Please note: If you follow a vegan diet, you can find a similar mineral-rich broth recipe that calls for vegetables only here:

Winter Cleanse

But please keep in mind that bone broth is more nutrient-dense than vegetable broth. And it’s the gelatin in bone broth that makes it uniquely beneficial to gut, joint, and bone health. The more gelatinous your bone broth is, the more nourishing it is to all of your organ systems.

Dr. Ben Kim is a chiropractor and acupuncturist who runs a residential fasting and chiropractic clinic in Ontario, Canada.  Click here to read more of Dr. Ben Kim’s writings on health and wellness.  

  • splashy79

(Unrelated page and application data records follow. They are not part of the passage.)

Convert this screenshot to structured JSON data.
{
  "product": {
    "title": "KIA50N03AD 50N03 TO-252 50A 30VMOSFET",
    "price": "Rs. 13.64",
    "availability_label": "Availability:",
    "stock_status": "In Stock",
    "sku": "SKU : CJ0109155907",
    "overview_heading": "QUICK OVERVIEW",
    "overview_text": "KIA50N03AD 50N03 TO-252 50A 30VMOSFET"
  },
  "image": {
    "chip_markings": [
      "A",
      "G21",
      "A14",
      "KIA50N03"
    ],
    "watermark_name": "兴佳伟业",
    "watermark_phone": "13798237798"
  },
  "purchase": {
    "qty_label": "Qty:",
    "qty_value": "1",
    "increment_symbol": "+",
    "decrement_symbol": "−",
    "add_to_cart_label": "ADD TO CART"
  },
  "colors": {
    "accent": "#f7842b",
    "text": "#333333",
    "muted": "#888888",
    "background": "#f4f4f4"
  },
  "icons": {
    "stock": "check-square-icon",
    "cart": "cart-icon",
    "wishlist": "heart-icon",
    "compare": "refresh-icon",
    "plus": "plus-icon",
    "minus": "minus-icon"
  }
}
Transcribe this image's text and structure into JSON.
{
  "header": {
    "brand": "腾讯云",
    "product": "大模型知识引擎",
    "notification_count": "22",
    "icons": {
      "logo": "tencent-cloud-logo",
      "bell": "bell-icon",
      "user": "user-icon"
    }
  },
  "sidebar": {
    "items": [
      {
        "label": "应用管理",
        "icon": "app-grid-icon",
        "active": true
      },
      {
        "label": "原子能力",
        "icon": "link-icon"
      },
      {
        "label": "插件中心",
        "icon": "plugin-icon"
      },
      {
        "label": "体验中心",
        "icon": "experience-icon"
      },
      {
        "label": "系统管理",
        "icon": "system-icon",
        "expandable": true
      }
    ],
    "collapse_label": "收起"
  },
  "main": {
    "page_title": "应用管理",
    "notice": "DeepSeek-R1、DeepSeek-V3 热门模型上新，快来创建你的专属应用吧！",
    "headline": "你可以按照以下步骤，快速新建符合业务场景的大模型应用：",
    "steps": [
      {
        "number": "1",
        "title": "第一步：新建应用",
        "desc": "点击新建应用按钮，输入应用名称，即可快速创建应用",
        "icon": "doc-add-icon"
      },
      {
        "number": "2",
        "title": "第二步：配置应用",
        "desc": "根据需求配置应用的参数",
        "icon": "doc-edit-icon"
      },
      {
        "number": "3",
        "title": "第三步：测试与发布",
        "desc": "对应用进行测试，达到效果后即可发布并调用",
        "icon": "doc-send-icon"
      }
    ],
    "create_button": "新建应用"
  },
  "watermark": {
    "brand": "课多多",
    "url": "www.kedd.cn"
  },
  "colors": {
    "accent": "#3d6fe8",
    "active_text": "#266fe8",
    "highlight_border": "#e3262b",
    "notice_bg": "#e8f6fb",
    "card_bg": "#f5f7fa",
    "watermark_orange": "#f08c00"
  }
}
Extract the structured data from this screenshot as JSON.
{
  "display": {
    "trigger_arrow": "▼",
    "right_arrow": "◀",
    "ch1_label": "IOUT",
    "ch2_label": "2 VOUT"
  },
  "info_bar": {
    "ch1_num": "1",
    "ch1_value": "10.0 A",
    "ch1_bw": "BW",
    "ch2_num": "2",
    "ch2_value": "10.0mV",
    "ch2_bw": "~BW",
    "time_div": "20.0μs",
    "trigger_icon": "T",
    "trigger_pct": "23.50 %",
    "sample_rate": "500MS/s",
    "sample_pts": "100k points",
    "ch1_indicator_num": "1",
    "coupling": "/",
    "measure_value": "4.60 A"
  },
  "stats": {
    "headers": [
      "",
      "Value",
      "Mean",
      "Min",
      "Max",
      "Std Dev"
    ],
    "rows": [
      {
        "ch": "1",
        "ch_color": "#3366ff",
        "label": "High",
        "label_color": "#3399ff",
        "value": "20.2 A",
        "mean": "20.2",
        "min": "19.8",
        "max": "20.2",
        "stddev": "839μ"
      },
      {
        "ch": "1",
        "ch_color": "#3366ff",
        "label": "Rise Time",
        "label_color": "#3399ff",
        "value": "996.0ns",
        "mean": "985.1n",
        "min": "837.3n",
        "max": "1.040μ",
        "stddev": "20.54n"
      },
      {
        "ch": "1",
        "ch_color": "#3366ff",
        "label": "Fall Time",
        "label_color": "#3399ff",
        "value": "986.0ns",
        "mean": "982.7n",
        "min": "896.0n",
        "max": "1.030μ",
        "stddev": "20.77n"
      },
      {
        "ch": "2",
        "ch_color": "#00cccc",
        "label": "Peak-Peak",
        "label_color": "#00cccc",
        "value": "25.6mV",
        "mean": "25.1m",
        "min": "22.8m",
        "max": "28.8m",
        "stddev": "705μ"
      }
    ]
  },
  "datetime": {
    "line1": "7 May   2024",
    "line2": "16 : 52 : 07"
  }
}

    I used to take what was left of the turkey after thanksgiving, put it into a big kettle, and simmer it until all the meat came off the bones. Then went through it to get all the bones out, and ended up with the best soup stock! Probably had more nutrients than eating just the meat.

  • 333888388388

    Um…I guess. But why are we now calling soup stock “bone broth”, as if it’s some kind of new invention? It’s homemade soup.